━━━━━ Records
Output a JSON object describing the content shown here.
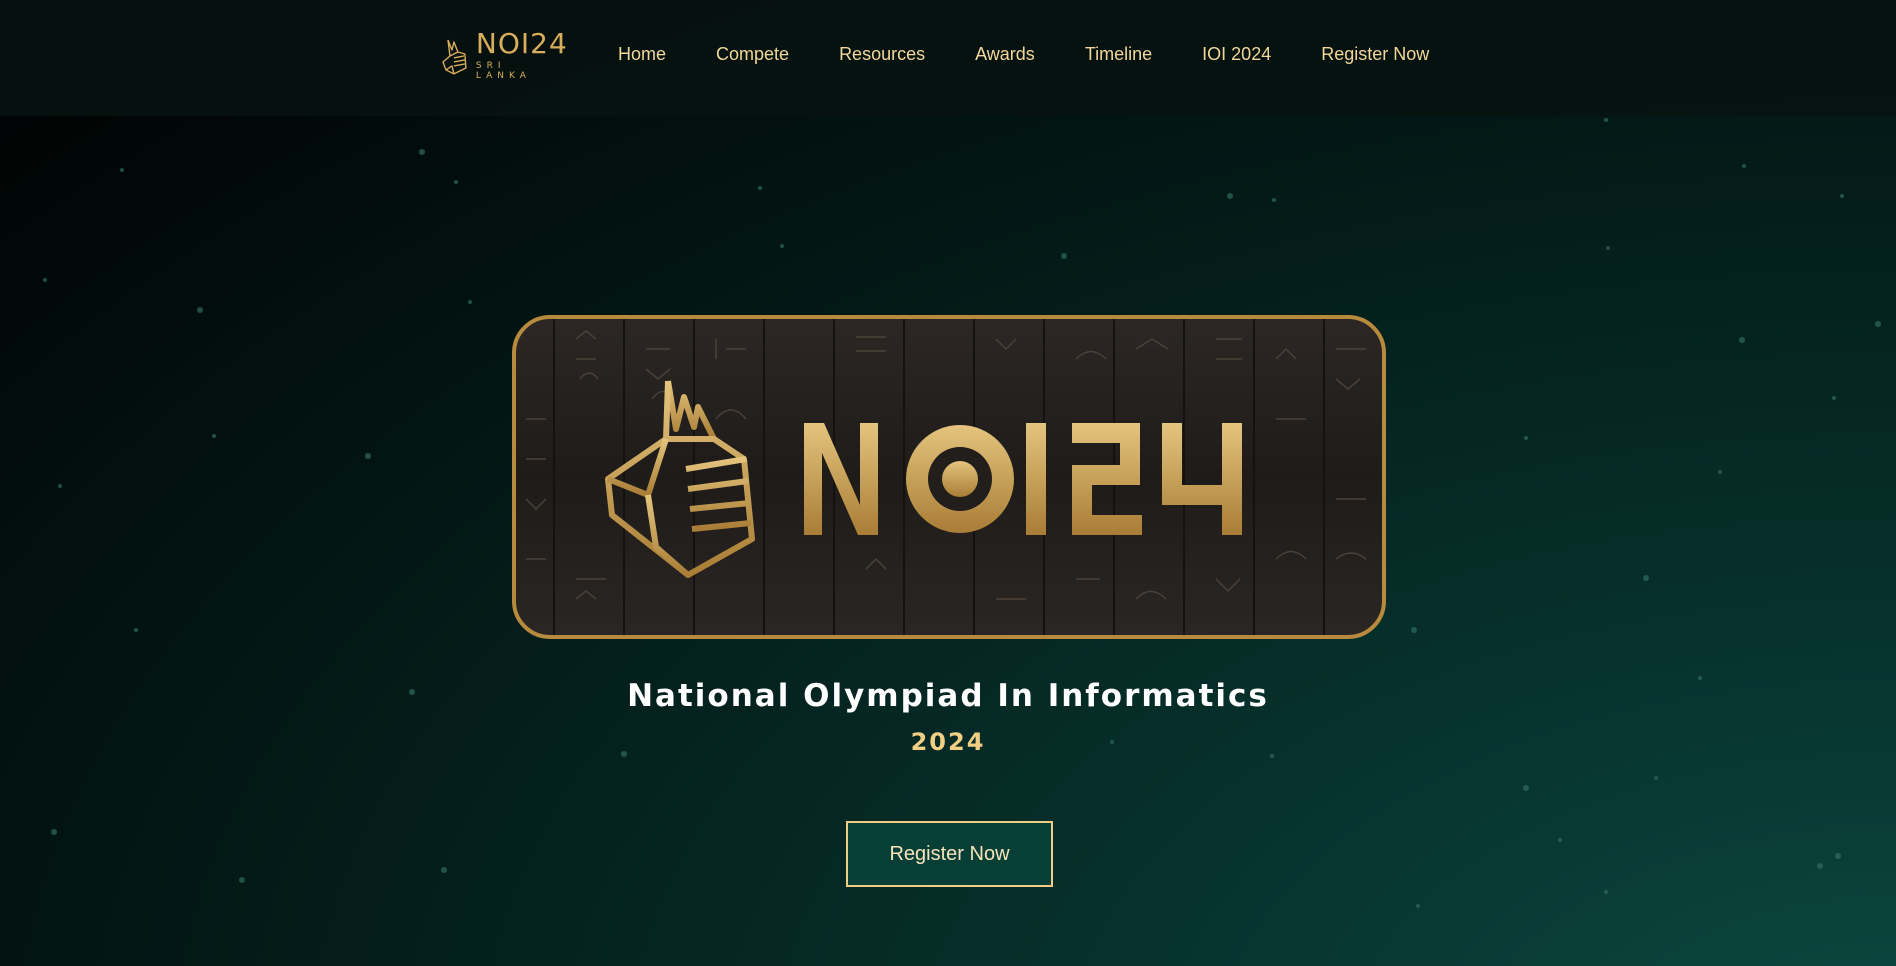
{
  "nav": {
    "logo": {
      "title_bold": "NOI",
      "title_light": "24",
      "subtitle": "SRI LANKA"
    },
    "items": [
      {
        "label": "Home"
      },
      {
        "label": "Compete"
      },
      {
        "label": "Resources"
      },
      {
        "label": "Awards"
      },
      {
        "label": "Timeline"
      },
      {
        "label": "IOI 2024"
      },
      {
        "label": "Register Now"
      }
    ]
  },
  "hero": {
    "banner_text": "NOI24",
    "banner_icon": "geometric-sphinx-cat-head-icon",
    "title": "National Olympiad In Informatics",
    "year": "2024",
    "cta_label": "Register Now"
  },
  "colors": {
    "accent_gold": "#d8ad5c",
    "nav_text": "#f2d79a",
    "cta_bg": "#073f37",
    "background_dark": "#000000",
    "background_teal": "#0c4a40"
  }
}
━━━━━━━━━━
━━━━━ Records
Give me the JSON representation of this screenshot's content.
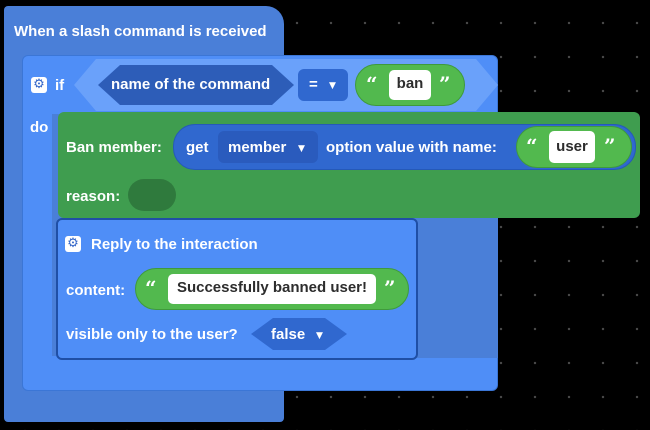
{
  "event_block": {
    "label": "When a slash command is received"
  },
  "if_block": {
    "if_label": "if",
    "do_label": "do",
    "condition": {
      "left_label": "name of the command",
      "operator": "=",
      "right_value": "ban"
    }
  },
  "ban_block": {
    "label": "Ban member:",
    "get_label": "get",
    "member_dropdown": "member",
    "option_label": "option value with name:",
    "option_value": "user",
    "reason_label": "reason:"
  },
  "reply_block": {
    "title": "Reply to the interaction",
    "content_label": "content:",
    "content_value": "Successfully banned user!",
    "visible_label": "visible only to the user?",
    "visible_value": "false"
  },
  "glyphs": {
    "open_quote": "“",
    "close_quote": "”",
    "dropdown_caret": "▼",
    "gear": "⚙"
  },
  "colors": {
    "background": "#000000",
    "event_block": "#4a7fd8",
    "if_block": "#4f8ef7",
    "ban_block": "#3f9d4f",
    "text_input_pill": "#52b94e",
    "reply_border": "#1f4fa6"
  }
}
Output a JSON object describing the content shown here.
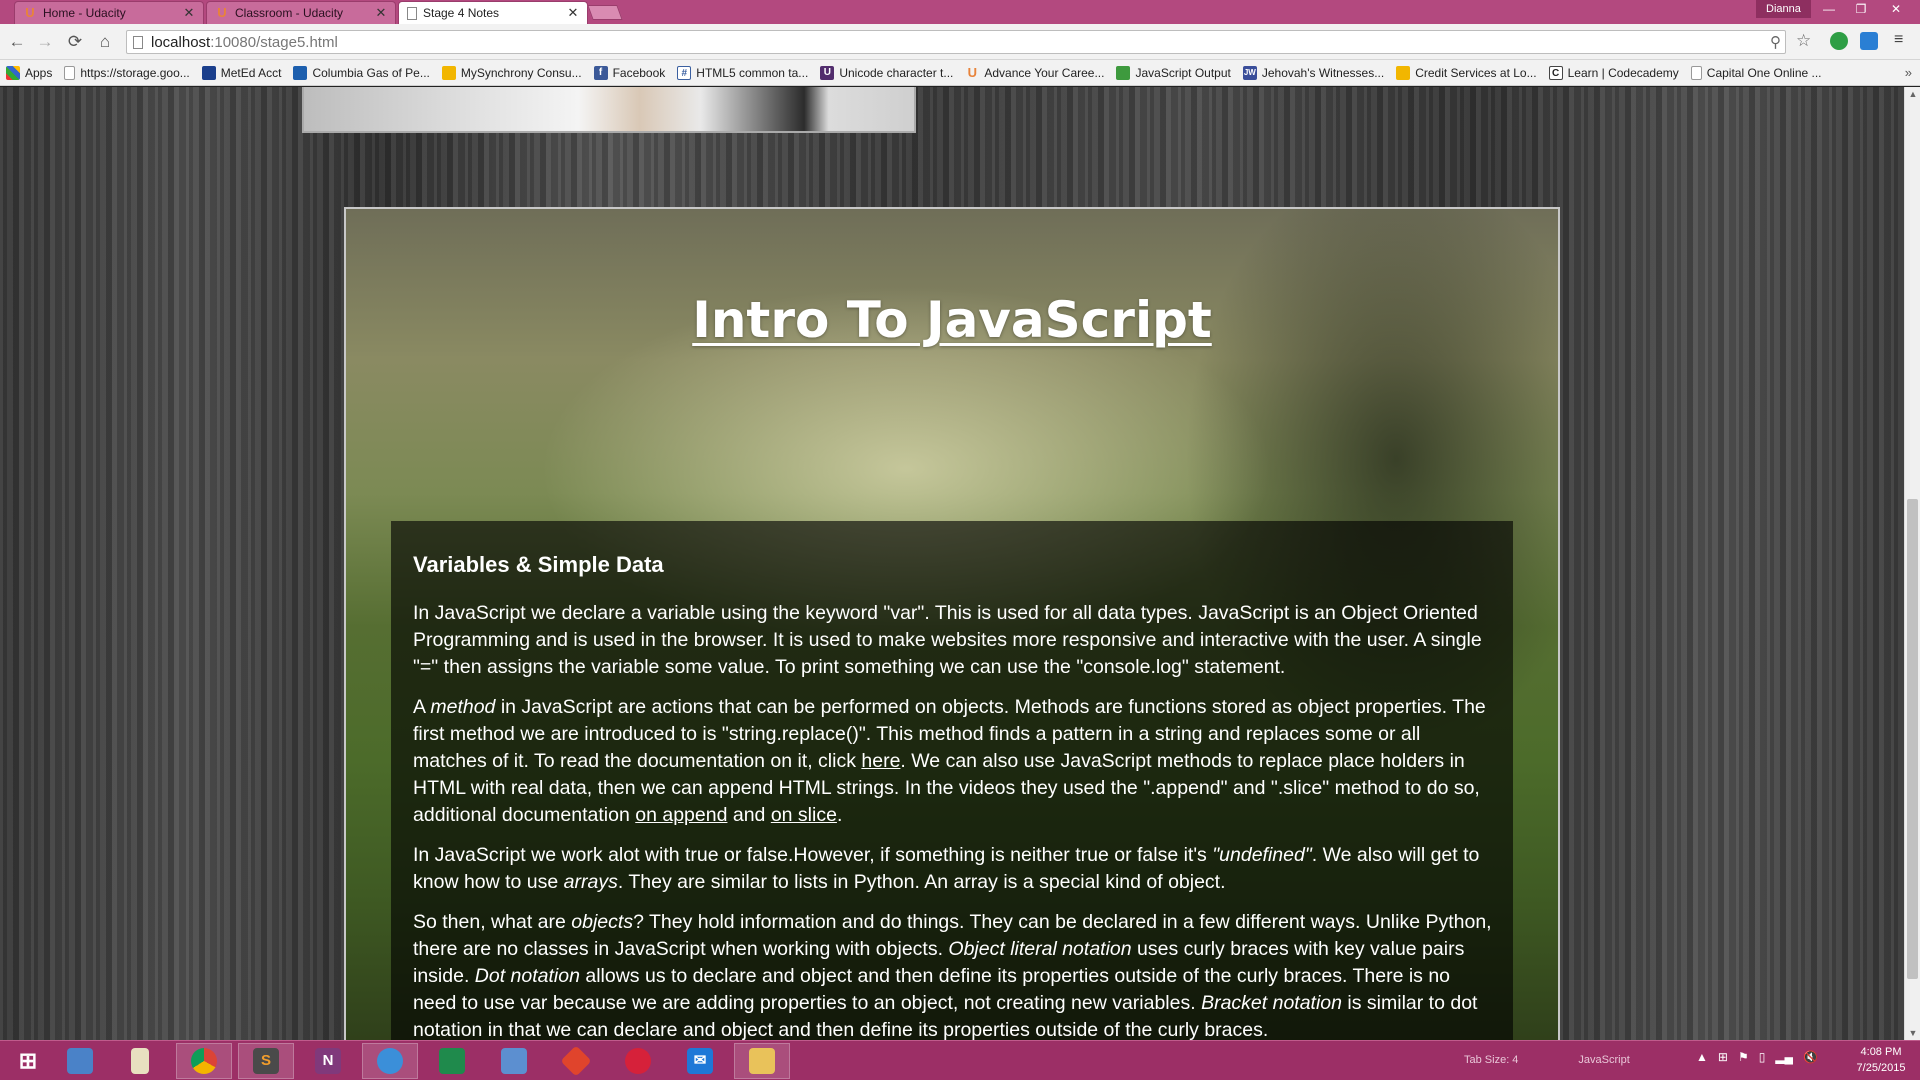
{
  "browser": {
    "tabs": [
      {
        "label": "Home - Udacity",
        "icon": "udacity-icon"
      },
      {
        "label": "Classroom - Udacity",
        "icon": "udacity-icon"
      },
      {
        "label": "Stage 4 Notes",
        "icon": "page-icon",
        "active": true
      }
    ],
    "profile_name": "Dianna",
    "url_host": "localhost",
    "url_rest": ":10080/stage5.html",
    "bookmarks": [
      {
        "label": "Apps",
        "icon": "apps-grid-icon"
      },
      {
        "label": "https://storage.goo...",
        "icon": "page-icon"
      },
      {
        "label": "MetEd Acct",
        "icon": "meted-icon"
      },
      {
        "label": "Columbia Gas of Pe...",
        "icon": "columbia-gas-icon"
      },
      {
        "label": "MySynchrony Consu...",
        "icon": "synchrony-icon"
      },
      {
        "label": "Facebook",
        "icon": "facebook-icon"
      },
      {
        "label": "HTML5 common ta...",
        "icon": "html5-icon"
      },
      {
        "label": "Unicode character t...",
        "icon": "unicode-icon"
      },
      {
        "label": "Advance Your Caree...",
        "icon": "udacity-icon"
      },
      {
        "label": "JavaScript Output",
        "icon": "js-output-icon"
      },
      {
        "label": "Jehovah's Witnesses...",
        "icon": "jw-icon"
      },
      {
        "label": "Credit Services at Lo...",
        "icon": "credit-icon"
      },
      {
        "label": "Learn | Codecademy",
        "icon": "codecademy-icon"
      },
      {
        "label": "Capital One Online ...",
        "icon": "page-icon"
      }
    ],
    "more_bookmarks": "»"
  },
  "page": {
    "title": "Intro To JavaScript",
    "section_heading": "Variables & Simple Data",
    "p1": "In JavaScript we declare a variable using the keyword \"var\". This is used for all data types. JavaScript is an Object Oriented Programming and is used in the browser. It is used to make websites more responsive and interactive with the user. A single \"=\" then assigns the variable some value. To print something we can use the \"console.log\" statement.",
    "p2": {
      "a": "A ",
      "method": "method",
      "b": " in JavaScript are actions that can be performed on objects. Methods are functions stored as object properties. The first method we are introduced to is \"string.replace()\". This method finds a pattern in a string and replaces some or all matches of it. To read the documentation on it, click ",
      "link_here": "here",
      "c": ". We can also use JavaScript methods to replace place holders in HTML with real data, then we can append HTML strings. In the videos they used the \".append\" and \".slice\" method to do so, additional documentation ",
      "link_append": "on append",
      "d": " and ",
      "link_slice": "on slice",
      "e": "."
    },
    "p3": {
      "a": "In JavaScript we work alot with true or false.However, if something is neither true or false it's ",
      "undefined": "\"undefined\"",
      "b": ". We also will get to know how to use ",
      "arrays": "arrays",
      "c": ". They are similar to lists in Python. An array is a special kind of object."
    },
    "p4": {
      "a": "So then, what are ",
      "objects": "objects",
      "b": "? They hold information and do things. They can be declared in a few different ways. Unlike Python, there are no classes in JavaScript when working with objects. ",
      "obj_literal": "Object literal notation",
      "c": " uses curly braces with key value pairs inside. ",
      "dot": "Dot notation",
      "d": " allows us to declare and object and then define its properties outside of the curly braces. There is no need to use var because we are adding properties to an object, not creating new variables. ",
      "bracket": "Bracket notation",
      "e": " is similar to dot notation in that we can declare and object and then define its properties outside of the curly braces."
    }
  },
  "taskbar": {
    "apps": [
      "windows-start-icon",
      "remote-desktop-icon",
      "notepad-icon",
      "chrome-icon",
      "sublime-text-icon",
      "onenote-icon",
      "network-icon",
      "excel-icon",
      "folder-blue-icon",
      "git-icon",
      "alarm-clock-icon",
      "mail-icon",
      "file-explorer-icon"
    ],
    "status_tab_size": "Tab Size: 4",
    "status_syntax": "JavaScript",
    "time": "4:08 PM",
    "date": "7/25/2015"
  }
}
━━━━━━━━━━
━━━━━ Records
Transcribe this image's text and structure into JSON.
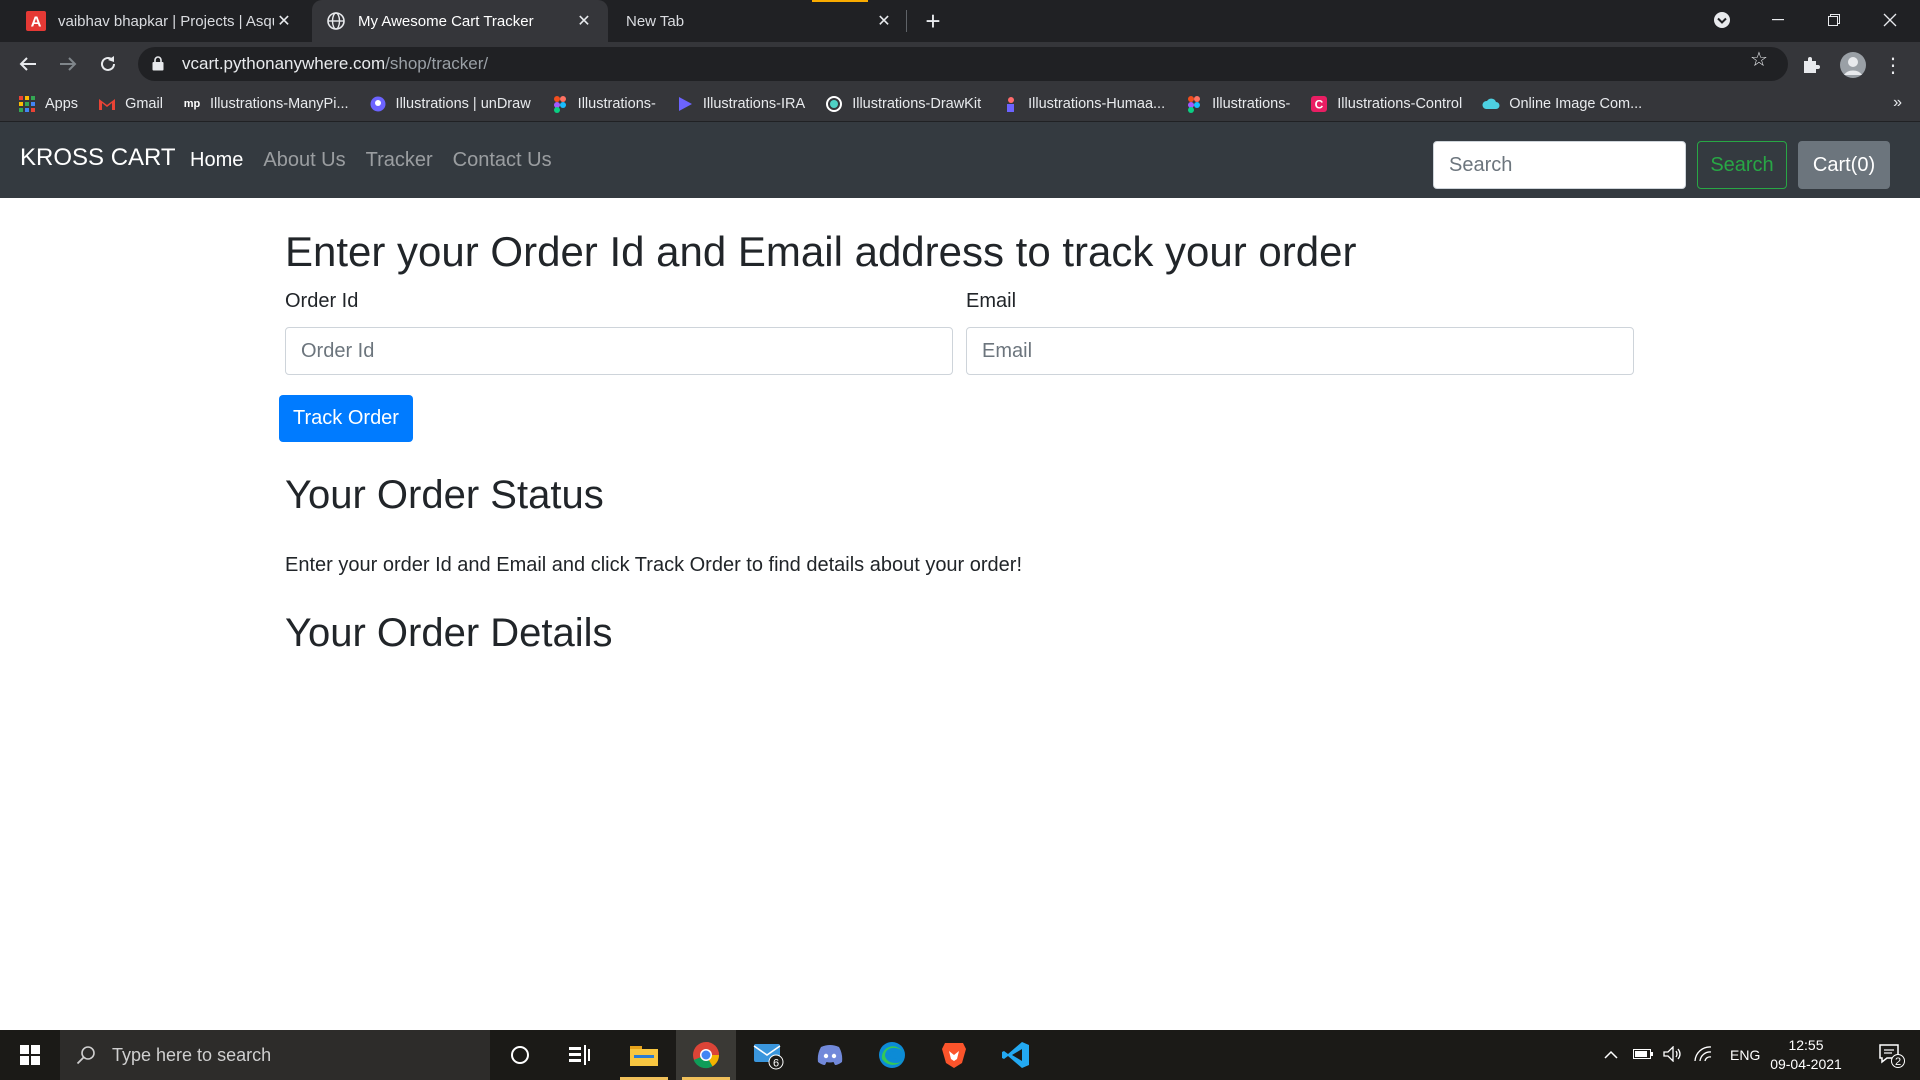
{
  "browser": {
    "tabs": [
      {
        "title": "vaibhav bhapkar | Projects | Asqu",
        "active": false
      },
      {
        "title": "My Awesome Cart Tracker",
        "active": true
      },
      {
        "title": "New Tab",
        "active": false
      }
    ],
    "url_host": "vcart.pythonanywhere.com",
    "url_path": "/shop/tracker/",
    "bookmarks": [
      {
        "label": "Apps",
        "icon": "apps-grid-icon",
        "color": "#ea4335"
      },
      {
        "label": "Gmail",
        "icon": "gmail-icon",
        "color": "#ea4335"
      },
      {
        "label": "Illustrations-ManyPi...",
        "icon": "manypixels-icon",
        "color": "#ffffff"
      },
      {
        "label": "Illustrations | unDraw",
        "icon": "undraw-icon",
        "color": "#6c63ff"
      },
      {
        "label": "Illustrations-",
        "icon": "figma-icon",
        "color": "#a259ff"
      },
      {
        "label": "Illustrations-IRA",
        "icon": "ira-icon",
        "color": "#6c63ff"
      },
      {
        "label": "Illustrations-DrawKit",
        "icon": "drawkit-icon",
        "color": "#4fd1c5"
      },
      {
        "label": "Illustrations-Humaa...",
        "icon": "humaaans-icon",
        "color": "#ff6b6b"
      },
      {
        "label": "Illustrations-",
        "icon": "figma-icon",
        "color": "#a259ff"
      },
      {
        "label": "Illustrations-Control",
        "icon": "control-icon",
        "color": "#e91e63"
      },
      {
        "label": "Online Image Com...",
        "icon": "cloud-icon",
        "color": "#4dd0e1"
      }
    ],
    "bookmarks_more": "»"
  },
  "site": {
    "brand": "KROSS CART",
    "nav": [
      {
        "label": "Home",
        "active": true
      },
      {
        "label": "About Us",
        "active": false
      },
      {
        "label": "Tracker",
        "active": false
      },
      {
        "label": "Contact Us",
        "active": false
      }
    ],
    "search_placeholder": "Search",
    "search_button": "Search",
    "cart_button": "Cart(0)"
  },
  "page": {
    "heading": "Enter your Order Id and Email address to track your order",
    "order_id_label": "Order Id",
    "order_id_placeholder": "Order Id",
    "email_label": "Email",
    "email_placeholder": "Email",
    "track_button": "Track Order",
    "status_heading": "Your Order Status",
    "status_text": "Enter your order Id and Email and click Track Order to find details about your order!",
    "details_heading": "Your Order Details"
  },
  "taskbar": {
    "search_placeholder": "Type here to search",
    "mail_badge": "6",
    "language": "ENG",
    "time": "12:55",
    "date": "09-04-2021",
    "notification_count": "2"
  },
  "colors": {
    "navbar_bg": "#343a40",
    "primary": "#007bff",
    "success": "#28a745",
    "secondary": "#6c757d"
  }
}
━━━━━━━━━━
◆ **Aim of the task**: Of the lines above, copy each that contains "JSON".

◆ **Your response**:
Output a JSON object describing the content shown here.
Give me the JSON representation of this screenshot's content.
Output a JSON object describing the content shown here.
Transcribe this image's text and structure into JSON.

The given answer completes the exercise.